///2009 Abstract Details
2009 Abstract Details2018-05-01T17:45:11+00:00

Relation between Combined Spinal Epidural Characteristics and Spinal/Epidural Labor Analgesia Outcomes - A Daily Problem/Decision Encountered by OB Anesthesiologists that has not been Answered Previously !!

Abstract Number: 44
Abstract Type: Original Research

Brian Paitsel MD1 ; Kenneth Nelson MD2; Lynne Harris BSN3; Peter H Pan MSEE, MD4; Lydia S Grondin MD5

BACKGROUND:Though combined spinal epidural labor analgesia (CSE) has become widely utilized, the relation between CSE characteristics (i.e. presence/absence of spontaneous fluid return to spinal needle, yield of fluid from aspiration before and after spinal drug injection) and outcomes of spinal/epidural analgesia success hasnt been studied, and is the goal of this study.

METHOD:After IRB approval & informed consent, and as part of a larger study to evaluate neuraxial efficacy, 360 parturients requesting neuraxial analgesia were enrolled for CSE placement using loss of resistance to either air or saline technique. Presence/Absence of spontaneous fluid return to spinal needle & fluid yield on aspiration pre and post spinal drug injection were documented. Spinal drug(0.6mL bupivacaine 2.5mg/mL+0.4mL fentanyl 50mcg/mL) was injected if spontaneous fluid return was observed (regardless of ability to aspirate fluid. Then epidural catheter was inserted 6cm & EPCA initiated. Primary outcomes were spinal analgesia success (defined as VAPS <=3 at 15m postspinal drug injection) & epidural efficacy (defined by hourly epidural drug consumption & catheter replacement). Chi-square & Fishers exact test(incidence and proportion) and 2-tailed unpaired test(drug consumption), Mann-Whitney U-test(non-parametric) & ANOVA(continuous measure) were applied with P<0.05 as significant.

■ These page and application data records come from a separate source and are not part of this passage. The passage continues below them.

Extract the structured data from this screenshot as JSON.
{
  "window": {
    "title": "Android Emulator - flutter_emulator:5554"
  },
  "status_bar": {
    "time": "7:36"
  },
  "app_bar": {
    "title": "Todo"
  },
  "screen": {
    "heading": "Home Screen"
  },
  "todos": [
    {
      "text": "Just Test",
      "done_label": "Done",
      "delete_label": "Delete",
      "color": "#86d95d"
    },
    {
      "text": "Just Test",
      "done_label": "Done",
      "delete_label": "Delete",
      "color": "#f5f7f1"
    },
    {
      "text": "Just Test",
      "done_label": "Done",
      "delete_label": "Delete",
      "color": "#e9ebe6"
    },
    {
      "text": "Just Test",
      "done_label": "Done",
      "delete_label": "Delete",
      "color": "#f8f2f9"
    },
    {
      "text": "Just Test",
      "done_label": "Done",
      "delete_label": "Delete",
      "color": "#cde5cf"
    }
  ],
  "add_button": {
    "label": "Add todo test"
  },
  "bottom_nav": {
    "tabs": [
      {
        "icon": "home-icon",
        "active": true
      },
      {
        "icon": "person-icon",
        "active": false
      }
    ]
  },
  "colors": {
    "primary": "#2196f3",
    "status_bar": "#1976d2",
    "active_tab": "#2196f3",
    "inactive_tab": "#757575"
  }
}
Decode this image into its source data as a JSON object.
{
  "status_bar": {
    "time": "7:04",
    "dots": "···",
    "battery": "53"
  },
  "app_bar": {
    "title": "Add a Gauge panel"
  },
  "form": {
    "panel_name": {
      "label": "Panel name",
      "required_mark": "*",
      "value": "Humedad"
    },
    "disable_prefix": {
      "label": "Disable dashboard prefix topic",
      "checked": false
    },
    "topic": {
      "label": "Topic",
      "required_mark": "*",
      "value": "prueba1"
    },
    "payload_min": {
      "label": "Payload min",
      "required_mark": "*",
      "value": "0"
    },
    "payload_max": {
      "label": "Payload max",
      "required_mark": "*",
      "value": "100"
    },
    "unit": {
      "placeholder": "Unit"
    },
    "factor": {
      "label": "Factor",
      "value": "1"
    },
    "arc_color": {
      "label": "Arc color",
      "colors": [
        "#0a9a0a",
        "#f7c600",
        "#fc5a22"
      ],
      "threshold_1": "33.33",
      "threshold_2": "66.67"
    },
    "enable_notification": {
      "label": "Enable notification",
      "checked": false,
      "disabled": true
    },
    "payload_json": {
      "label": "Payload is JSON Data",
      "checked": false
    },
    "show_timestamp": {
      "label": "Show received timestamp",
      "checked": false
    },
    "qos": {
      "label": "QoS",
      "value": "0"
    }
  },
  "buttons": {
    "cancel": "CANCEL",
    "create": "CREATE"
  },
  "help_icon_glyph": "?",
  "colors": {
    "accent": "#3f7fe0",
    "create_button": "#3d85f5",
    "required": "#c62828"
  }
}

RESULTS: 360 enrolled & 15 were excluded. Overall spinal analgesia success rate was 93.9%, among which 7 patients (2%) didnt have spontaneous fluid return. Excluding those without spontaneous fluid return, overall spinal analgesia success was 95.9%. Among those with initial spontaneous fluid return, 36 (10.7%) and 42 (7.5%) were unable to aspirate fluid prior to or after spinal drug injection, respectively. However, the spinal analgesia success (94.4% & 97.6% for negative pre/post injection aspiration, respectively) werent different from those with positive pre/post injection aspiration. Hourly epidural drug consumption was similar among groups with positive or negative pre or post injection aspiration after having initial spontaneous fluid. However, epidural catheter replacement was significantly higher among those inserted after without being able to observe spontaneous fluid at spinal needle insertion, among which 28.6% required catheters replaced vs only 4.1% from all studied patients (P<0.03)

DISCUSSION:Whether spinal or epidural anaglesia works in CSE if no initial spontaneous fluid is observed or if pre or post spinal drug aspiration is negative is a daily encounter by OB anesthesiologists that has not been answered previously. Our study shows that epidural catheters inserted in CSE with absence of initial spontaneous fluid return to spinal needle pose a high epidural failure risk. However, the practice of aspiration after observing initial fluid return may be unnecessary as the practice does not alter spinal/epidural analgesia outcomes.

SOAP 2009